Swaner’s place within USU Extension promotes the Preserve as a natural laboratory to expand knowledge in the fields of restoration ecology and land management.
Beaver Dam Analogs (BDAs)
These beaver-mimicking stream restoration structures are growing in popularity across the west to maintain stream flows, improve riparian and aquatic habitat, sequester carbon, and more.
Dr. Marshall Wolf's PhD dissertation "Analyzing the Impacts of Beaver Dam and Beaver Dam Analog Complexes to Stream Ecology Within the Intermountain West" involved monitoring of beaver dam complexes on the Preserve for multiple years to better understand beaver mediated changes to stream habitat and ecosystem services across spatial scales.
Swaner and partners at Sageland Collaborative (formerly Wild Utah Project) were the recipients of a 2020 Park City Community Foundation Climate Fund grant. With this grant, we were able to monitor for baseline carbon surrounding beaver dam analogs and stream restoration reaches. Moving forward, we plan to continue monitoring and assessing levels of carbon sequestered in understudied riparian systems.
The 2023 article "Carbon sequestration potential of process-based river restoration" from Dr. Sarah Hinshaw and Dr. Ellen Wohl utilized beaver dam analog project sites on the Swaner Preserve at Kimball and East Canyon Creek.
- Swaner is also involved in research monitoring the effectiveness of biocontrols for invasive weed species. In particular, the rust fungus (Puccinia punctiformis) on Canada thistle (Cirsium arvesnse) and the soil conditions that make propagation most effective.
- Other research has focused on the interaction of the land with the people who recreate on it, and how land managers can balance their goals with recreational use.

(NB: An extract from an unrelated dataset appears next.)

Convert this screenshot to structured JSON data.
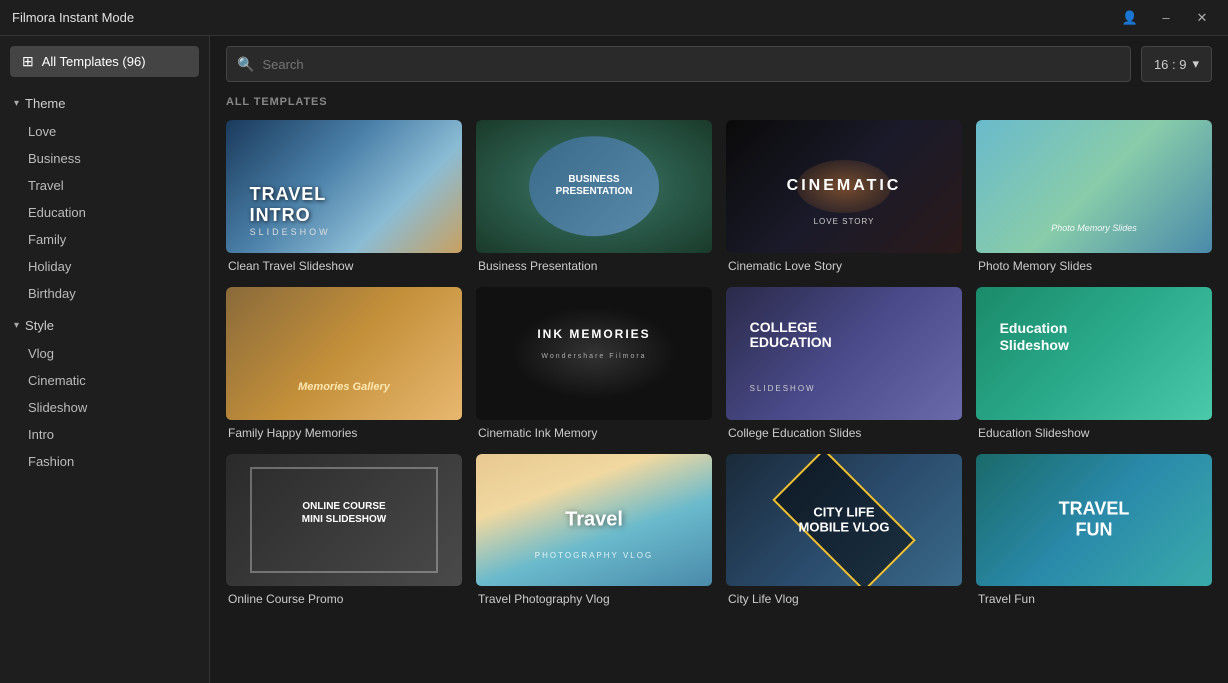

Read the article here.
Location, Hours & Contact
Physical & Mailing Address
1258 Center Drive
Park City, Utah 84098
Wednesday – Sunday, 10 am – 4 pm